Ridgway later addressed the victims’ families as he stood in front of Judge Richard A. Jones, reading a prepared statement. Although, he expressed regret and said he was sorry for what he did—his attempts to show contrition seemed insincere. And considering the crimes that he committed, the word “remorse” did not seem part of Ridgway’s DNA. Ridgway is currently imprisoned at Washington State Penitentiary in Walla Walla.
“To every serial killer, human beings are objects in the homicides that they commit,” said Dr. Helen Morrison, a forensic psychiatrist in the same 2011 program, Born to Kill? “They’re never going to remember the name. They’re never going to remember the face. They’ll remember the concrete action of where those bodies are.” Morrison then added, “The Green River Killer was definitely born to kill. He was an individual who has this changed gene. And culminated in a tremendous number and intensity of homicides.” According to biography.com, in 2003, Ridgway claimed in an interview that he had murdered between 75 to 80 women. This led to speculation whether Ridgway was being transparent or simply seeking attention.
The legacy of Gary Ridgway is one of a cold-blooded and manipulative killer, who had no compassion for his victims. During his many interviews with police after his arrest, Ridgway boasted about his killings. “Choking is what I did,” he once told police (quoted from Crystal Ponti’s blog about Ridgway), “and I was pretty good at it.” He stated he preyed on prostitutes because he hated them and they were easy targets. “Low-risk victims would be prostitutes who’d eagerly get in your car for, for money,” Ridgway said in an interview with police that was played in the same A&E documentary. “And they wouldn’t be missed. Prostitutes are not, they’re not as valued as much as a, a college person.”
Pennie Wood, the author of the book, Green River Serial Killer: Biography of an Unsuspecting Wife, states there was a stigma in how the media portrayed Ridgway’s victims—because they were sex workers. “When the news started reporting about the bodies being found along the Green River, there was an outrage in the public,” she said in the same A&E documentary. “There was an anger and a frustration. It was like because all of the victims are prostitutes and runaways. Are they less important?”
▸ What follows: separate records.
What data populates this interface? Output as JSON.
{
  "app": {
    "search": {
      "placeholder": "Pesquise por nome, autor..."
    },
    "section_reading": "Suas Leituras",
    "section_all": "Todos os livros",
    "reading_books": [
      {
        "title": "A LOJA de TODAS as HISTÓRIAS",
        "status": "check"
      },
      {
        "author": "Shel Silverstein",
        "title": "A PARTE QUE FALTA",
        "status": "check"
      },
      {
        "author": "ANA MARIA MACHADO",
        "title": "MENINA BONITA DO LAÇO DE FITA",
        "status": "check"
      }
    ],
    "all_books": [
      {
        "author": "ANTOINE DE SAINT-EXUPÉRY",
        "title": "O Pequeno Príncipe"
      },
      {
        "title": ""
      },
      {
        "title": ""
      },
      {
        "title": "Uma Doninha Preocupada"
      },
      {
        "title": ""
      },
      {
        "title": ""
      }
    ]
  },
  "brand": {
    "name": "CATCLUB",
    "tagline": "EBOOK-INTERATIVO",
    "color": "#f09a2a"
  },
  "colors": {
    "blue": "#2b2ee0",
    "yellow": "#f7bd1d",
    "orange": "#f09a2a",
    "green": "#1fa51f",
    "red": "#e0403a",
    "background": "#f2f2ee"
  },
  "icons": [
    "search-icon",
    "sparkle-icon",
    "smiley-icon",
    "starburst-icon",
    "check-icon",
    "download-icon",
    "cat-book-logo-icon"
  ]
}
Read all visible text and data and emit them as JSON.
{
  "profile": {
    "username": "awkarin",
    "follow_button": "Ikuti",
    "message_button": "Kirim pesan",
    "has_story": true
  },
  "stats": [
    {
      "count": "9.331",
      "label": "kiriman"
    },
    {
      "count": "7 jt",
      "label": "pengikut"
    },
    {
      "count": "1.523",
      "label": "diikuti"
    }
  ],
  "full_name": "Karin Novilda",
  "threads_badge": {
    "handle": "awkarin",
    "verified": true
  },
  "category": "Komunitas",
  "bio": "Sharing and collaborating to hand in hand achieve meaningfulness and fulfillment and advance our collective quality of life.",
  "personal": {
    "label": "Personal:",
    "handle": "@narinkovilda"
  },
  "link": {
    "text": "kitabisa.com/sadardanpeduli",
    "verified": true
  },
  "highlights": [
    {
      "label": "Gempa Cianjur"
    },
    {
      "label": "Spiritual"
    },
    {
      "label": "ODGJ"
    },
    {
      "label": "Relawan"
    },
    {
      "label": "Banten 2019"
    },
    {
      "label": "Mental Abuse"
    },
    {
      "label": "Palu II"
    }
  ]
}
Significantly, on the day of Ridgway’s sentencing, Judge Jones made a concerted effort not to make the focus entirely on Ridgway. Judge Jones wanted to acknowledge Ridgway’s 48 victims. The Seattle Post-Intelligencer reported on December 18, 2003, before Judge Jones addressed Ridgway and his victims’ families, “he asked for 48 seconds of silence to [honour] the 48 slain women.” Later, Judge Jones encouraged the victims’ families to let go of their feelings of hate and revenge. And instead, channel those emotions to honour the memory of their loved ones—by embracing other young women who do not have loving families: “I ask you to remember those 48 young women as people who had unexplored dreams, hopes, aspirations and families that loved them deeply. Hold on to those memories. Cherish those memories and try to abandon the others.”